By Lucilo Tejera Díaz.
The social responsibility of the Cuban livestock farmers is huge. Each day they have to provide the subsidized milk that over 1,2 million children from two to six years of age consume.
Other people who receive this benefit are those going on dietary restrictions because of health problems, those checked into hospitals, the scholarship holders, the elderly people and the children aged under 6 years that attend daycare centers.
But the real situation of the commercialization of this food, sold by the milk-producing farmers to the dairy industry – the latter also in charge of its social distribution- is not as it should be.
For instance, the Unión Láctea (the Dairy Union) collected 120, 2 million liters of fresh milk in 2006, what represented 23 percent of what Cuba consumed in that year.
To cover the needs of the country, Cuba imported 60 thousand tons of powdered milk and for that concept paid out some 145 million dollars.
In that same year, the industry received 44 million liters more than in 2005, however the country had to purchase the same amount of powdered milk to satisfy the need of the consumers.
This had to do with the fact that the nutritious liquid did not satisfy the parameters of quality dealing with its fat content and acidity; problems caused by the delays of transportation and inappropriate containers.
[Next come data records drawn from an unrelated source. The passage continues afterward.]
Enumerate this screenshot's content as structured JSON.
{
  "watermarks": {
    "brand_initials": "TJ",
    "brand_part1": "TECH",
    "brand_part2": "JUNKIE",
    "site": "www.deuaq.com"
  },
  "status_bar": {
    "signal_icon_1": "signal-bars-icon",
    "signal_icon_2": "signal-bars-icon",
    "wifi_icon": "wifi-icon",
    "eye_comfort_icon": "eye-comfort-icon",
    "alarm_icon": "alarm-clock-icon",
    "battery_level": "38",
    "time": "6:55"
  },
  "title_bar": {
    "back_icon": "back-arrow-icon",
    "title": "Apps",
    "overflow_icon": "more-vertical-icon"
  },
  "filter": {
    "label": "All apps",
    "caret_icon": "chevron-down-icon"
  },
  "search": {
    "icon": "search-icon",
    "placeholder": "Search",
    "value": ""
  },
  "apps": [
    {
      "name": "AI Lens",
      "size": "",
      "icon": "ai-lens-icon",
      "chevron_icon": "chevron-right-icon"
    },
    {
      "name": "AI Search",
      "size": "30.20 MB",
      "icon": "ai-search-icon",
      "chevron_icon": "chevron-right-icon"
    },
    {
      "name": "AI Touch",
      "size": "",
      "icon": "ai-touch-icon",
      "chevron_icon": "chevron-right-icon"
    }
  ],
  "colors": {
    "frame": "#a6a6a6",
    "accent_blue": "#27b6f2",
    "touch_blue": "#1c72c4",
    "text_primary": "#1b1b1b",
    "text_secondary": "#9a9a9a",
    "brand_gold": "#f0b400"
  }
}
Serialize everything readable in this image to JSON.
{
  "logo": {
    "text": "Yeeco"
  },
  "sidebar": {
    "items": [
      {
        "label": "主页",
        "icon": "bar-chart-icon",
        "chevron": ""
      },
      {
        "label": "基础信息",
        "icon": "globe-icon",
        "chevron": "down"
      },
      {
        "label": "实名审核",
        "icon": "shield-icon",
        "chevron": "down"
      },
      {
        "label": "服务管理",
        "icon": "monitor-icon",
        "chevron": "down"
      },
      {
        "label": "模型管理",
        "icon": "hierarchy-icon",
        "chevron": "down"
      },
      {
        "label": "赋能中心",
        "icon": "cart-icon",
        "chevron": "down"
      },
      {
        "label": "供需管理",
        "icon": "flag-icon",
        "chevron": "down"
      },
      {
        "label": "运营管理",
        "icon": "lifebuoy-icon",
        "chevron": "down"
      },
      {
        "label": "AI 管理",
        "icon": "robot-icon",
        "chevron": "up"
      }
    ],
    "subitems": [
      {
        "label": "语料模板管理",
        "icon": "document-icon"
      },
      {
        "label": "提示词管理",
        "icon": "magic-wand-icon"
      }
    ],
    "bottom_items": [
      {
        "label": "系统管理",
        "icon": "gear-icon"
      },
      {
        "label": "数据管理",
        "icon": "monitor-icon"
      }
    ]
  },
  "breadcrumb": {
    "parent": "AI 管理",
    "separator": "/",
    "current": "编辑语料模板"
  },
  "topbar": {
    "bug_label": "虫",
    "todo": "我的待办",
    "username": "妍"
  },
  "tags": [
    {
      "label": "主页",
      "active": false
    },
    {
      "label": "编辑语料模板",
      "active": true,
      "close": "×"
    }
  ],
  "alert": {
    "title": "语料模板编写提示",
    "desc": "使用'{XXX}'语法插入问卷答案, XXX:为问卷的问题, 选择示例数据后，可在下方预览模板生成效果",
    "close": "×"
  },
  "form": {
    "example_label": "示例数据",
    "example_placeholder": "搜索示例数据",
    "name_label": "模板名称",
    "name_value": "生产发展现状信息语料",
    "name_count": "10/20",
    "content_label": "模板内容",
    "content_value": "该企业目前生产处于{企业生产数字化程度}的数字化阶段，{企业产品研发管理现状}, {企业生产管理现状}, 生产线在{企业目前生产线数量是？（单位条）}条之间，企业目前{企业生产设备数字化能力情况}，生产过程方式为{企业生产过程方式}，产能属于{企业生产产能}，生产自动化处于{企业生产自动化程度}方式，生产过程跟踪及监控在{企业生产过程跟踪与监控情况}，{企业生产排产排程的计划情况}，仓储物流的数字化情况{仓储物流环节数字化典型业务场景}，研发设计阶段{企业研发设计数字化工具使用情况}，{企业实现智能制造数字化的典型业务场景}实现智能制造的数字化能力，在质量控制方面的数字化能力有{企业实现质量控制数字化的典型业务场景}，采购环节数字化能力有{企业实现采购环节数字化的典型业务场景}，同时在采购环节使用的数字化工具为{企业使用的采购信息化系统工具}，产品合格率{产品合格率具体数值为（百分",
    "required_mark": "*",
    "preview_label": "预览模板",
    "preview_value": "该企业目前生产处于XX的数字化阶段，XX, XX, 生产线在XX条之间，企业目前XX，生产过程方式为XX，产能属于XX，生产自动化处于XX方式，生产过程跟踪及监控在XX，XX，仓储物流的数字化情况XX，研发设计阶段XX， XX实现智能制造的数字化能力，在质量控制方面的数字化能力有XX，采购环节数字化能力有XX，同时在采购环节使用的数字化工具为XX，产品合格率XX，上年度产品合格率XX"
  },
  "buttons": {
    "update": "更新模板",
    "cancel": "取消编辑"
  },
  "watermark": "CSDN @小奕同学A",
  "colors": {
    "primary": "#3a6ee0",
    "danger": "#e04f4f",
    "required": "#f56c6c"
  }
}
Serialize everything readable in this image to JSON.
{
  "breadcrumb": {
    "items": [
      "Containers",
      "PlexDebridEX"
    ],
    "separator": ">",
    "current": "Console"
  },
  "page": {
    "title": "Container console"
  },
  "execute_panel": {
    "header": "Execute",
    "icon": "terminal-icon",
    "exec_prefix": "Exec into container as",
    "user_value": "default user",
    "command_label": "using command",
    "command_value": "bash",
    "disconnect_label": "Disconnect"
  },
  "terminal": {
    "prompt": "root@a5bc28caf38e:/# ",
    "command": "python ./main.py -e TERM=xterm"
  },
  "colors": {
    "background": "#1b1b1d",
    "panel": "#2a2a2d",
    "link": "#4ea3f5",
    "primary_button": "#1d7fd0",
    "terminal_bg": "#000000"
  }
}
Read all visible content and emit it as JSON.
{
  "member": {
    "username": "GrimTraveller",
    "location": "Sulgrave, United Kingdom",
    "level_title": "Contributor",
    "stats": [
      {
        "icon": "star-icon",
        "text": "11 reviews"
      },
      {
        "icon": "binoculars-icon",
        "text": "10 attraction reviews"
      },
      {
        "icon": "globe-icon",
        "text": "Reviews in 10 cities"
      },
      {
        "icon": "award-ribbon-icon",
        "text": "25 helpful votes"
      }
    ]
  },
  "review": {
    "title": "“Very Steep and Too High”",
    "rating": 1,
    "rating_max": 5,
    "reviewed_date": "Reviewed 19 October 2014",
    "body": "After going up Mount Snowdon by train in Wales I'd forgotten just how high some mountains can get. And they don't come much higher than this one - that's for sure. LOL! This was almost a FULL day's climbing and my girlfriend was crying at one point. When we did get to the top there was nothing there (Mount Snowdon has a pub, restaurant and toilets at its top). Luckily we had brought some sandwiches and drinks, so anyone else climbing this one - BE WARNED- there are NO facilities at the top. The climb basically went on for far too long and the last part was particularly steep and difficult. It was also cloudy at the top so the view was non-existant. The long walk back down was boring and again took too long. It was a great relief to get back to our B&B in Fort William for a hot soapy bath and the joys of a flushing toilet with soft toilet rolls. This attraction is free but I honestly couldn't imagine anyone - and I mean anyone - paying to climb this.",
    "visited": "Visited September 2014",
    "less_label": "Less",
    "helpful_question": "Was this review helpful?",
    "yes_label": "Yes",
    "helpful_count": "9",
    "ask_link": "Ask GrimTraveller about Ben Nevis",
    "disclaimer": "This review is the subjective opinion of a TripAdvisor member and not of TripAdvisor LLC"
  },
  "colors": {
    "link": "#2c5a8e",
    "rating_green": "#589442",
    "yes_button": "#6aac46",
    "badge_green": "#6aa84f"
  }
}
This occurs precisely when the price of the powdered milk in the world market has risen.
If in 2004 the product was bought at a price of around 2 279 dollars, in early 2007 it reached the price of over 3 500 dollars, and in April it came close to 4 600. The sale forecast for this food by July and August should round 7 000 dollars, in a moment when the situation of this product is critical worldwide.
This deficit is due to various factors: The United States is importing milk because a heat wave affected its productions in 2006; Australia also saw its sales diminished due to a drought, Argentina suffered from floods and the European Union removed the subside to its farmers.
In the current circumstances we can not ignore the escalating price of the fodder, since the corn, the soy and the rape are being used to make biofuel.
This is the panorama Cuba hast to face now, aggravated by the US blockade which has caused a continuing increase in the cost of the products, including powdered milk in the world market.
This situation can be considerably minimized if the production of milk in the Cuban livestock farms and the collection of it in the dairy industry grow.
This can be possible having the same number of cows but improving their handling, assuring their food and controlling more the final destination of the milk.
It is necessary to increase the shepherding areas in each farm, assure the reproduction of the cattle and guarantee the health of the animals.
It is also important to provide fresh milk to the industry so that it can pasteurize it and distribute it to the population.
The Cuban livestock farmers, who have shown over the last 15 years what they can do in spite of material limitations, are challenged to guarantee the food to millions of Cubans.